On macrumors.com, there is a thread about The Month of Apple Bugs and the issue is almost even split.
User MacinDoc comments, “The fact that the "month of OS X bugs" will coincide with the release of Vista certainly suggests that this is nothing more than an attempt to discredit Apple. In fact, it would not surprise me to find out that this hacker is funded by Microsoft. Why only target Mac OS X? Why not Windows? Clearly it is this hacker, not Apple, that has the hidden agenda. And the methods are terrible. To report a security bug to the public instead of the manufacturer allows other hackers the opportunity to exploit the bug before it can be patched. Shame on him! Of course, the fact that he made many false statements during his month of kernel bugs shows just how trustworthy he is. Does OS X have bugs? Of course it does. Do responsible people exploit bugs in this way? Not on your life. Two big thumbs down for this jerk.”
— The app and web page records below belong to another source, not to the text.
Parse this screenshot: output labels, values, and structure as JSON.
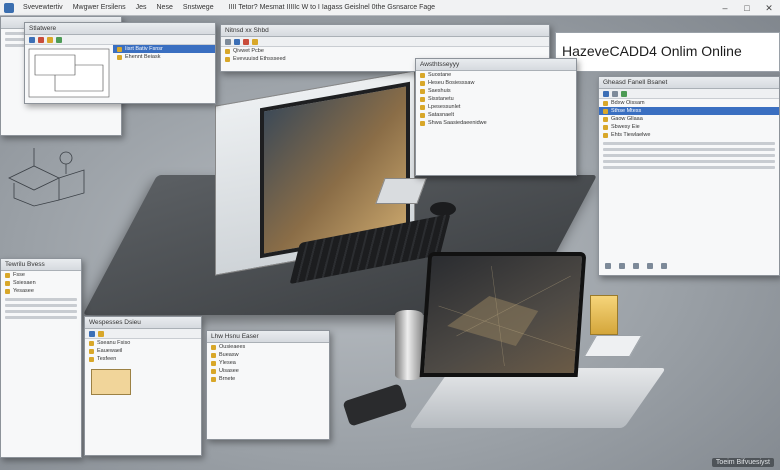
{
  "topbar": {
    "tabs": [
      "Svevewtertiv",
      "Mwgwer Ersilens",
      "Jes",
      "Nese",
      "Snstwege"
    ],
    "title": "IIII Tetor? Mesmat IIIIIc W to  I Iagass Geislnel 0the Gsnsarce Fage"
  },
  "window_controls": [
    "–",
    "□",
    "✕"
  ],
  "main_title": "HazeveCADD4 Onlim Online",
  "windows": {
    "top_left": {
      "title": "Stlatwere",
      "rows": [
        "Iisrt Bativ Fsnsr",
        "Ehennt Beiask"
      ]
    },
    "top_mid": {
      "title": "Nitnsd xx Shbd",
      "rows": [
        "Qivwet Pcbe",
        "Evevuuisd Ethssseed"
      ]
    },
    "center_right": {
      "title": "Awsthtsseyyy",
      "rows": [
        "Suostane",
        "Heseu Bosiesssaw",
        "Saeshuis",
        "Sisstanetu",
        "Lpesessunlet",
        "Satasnaelt",
        "Shwa Saasiedaeenidwe"
      ]
    },
    "right": {
      "title": "Gheasd Fanell Bsanet",
      "rows": [
        "Bdxw Oissam",
        "Sthse Mtess",
        "Gaow Gllaaa",
        "Sbwesy Eie",
        "Ehts Tiewlaelwe"
      ]
    },
    "bottom_left": {
      "title": "Tewrilu Bvess",
      "rows": [
        "Fsse",
        "Ssiesaen",
        "Yesasee"
      ]
    },
    "bottom_mid": {
      "title": "Wespesses Dsieu",
      "rows": [
        "Sseanu Fsiso",
        "Eauewaeil",
        "Tesfeen"
      ]
    },
    "bottom_mid2": {
      "title": "Lhw Hsnu Easer",
      "rows": [
        "Ousieaees",
        "Bueasw",
        "Ylesea",
        "Uisasee",
        "Brnete"
      ]
    }
  },
  "watermark": "Toeim Bifvuesiyst"
}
While not the general view of others on the forum, this comment follows the same pattern as the others. The method of disclosure is wrong, the fact it targets only Apple is wrong, and so on. The fact he targets Apple only is the point, and at no time were the postings about the Month of Kernel Bugs false or incorrect. Another point made on the forum from user SeaFox, “I expect them all [disclosed bugs] to require some sort of insecure feature or service setup. Like for this exploit to work you have to have files set to open automatically in Safari, or you have to have Apache active, or you have to have physical access to the machine…. I expect at least a quarter of these bugs to be BSD bugs, and not ones that are specific to OSX.”
If that is the case and most are BSD related, the simple fact OS X is based off BSD sill makes them valid issues. One user made the comment that “This is how most security companies treat Windows. It's disgusting in a way... The vast majority of virii and hacks wouldn't exist if it weren't for "security" companies publishing their findings publicly. Often, they never even directly inform Microsoft of what they have discovered, or if they do it's after they have gone public.”
While this is true, the fact it happens is why Phishing schemes are easier to catch, spam filters get smarter, and why malicious hackers are always writing new code and searching for more ways to exploit systems. There is a good and bad side to the methods the security companies use.
While users and security firms are waiting to see how this turns out the point is simple. No matter what, this will be a good chance at positive PR for Apple. No matter how many bugs are found or exploits released they will patch them. They will likely patch them faster than Windows does simply because they are public and because people will demand them.
If the exploits or bugs are false or very low on the scale of security, someone will point that out. If they are made up, they will be debunked. Taking a step back to look at it from all sides, you can see that Apple will still come out better after all is said and done.
Speaking of Apple, what do they think of all of this and the hype? They welcome it and one Apple spokesperson is quoted as telling IDG News, “We always welcome feedback on how to improve security on the Mac.”
One thing will be clear after all is said and done, LMH and Finisteere will be seen as evildoers in the eyes of some and heroes in the eyes of others, and Windows will likely see another round of exploits at the same time, what few there might be, are released for the Mac.